I recently returned to JSI after 13 years. A number of people have asked me why I decided to come back. It’s complicated, but the short answer is that JSI has been a part of who I am for 26 years and I’ve never worked anywhere else where I felt the same connection. The commitment of JSI staff to its mission has inspired me, the culture and management philosophy has indelibly shaped my own approach to management, and the people I’ve worked with here are among the smartest, most caring, and funniest I’ve ever met. Here are a few illustrative JSI experiences that not only shaped my view of JSI, but me as a person.
In 1998, I consulted with staff at a peer-run organization for HIV-positive youth in San Francisco. These individuals were determined to make a difference in their community, even as they struggled with the physical and emotional impact of their own diagnosis. Back then, while there was emerging hope that combination drug therapies might change the “death sentence” of an AIDS diagnosis, we were a long way from today’s treatment options. JSI has been described as “applying private-sector management to public sector issues.” That’s just what I did, as I drew upon my traditional MBA education and work experience in finance and management to advise an agency focusing on a critical public health issue.
“JSI has been a part of who I am for 26 years and I’ve never worked anywhere else where I felt the same connection.”
JSI also truly embraces its people. In 1994, my partner and I decided to have a ceremony to affirm our commitment to each other publicly. This was long before gay marriage was being debated, and it hadn’t occurred to us that we might ever legally marry. I’ll never forget walking into the conference room to find that my colleagues were hosting a wedding shower for me and a coworker who was getting married around the same time. In the minds of the people of JSI each of us was “getting married” and was to be celebrated,regardless of the nature of our relationships. The bowl I was given that day represented far more to me than most people probably realized.

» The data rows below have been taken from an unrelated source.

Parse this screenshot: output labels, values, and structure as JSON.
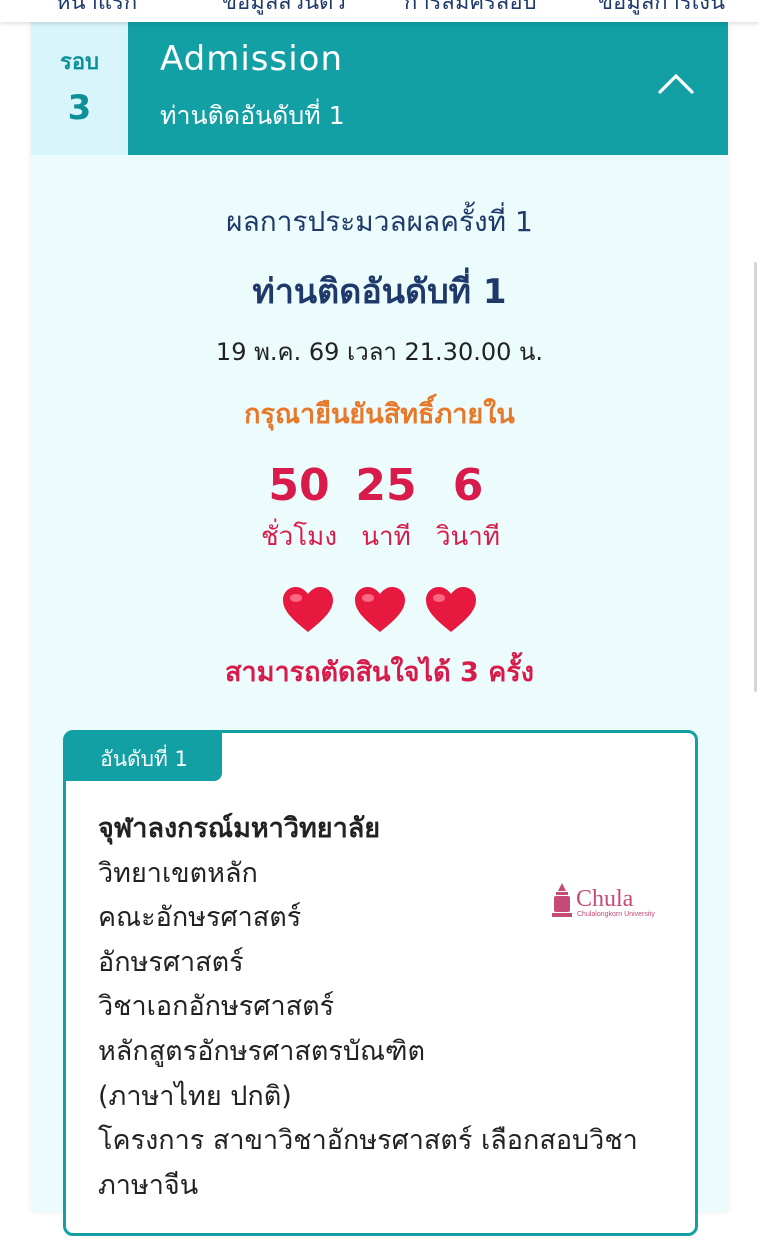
{
  "nav": {
    "items": [
      "หน้าแรก",
      "ข้อมูลส่วนตัว",
      "การสมัครสอบ",
      "ข้อมูลการเงิน"
    ]
  },
  "round": {
    "label": "รอบ",
    "number": "3"
  },
  "header": {
    "title": "Admission",
    "subtitle": "ท่านติดอันดับที่ 1"
  },
  "result": {
    "title": "ผลการประมวลผลครั้งที่ 1",
    "rank": "ท่านติดอันดับที่ 1",
    "datetime": "19 พ.ค. 69 เวลา 21.30.00 น.",
    "confirm": "กรุณายืนยันสิทธิ์ภายใน"
  },
  "countdown": {
    "hours": "50",
    "hours_label": "ชั่วโมง",
    "minutes": "25",
    "minutes_label": "นาที",
    "seconds": "6",
    "seconds_label": "วินาที"
  },
  "hearts": {
    "count": 3,
    "color": "#e8193f"
  },
  "chances": "สามารถตัดสินใจได้ 3 ครั้ง",
  "choice": {
    "tab": "อันดับที่ 1",
    "university": "จุฬาลงกรณ์มหาวิทยาลัย",
    "campus": "วิทยาเขตหลัก",
    "faculty": "คณะอักษรศาสตร์",
    "field": "อักษรศาสตร์",
    "major": "วิชาเอกอักษรศาสตร์",
    "program": "หลักสูตรอักษรศาสตรบัณฑิต",
    "program_type": "(ภาษาไทย ปกติ)",
    "project": "โครงการ สาขาวิชาอักษรศาสตร์ เลือกสอบวิชา",
    "project_cont": "ภาษาจีน",
    "logo_text": "Chula",
    "logo_subtext": "Chulalongkorn University"
  },
  "colors": {
    "teal": "#12a0a5",
    "navy": "#1f3a6a",
    "orange": "#e8782a",
    "red": "#d81b4a",
    "logo_pink": "#c44a78"
  },
  "icons": [
    "chevron-up-icon",
    "heart-icon",
    "chula-logo"
  ]
}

I left JSI in 1999 to work on the provider side of the U.S. health care system. It was a tough decision, and I’ll admit that I cried as I drove home on my last day. Although I left JSI, it never left me, and in the words of many before me, returning to JSI was “coming home.”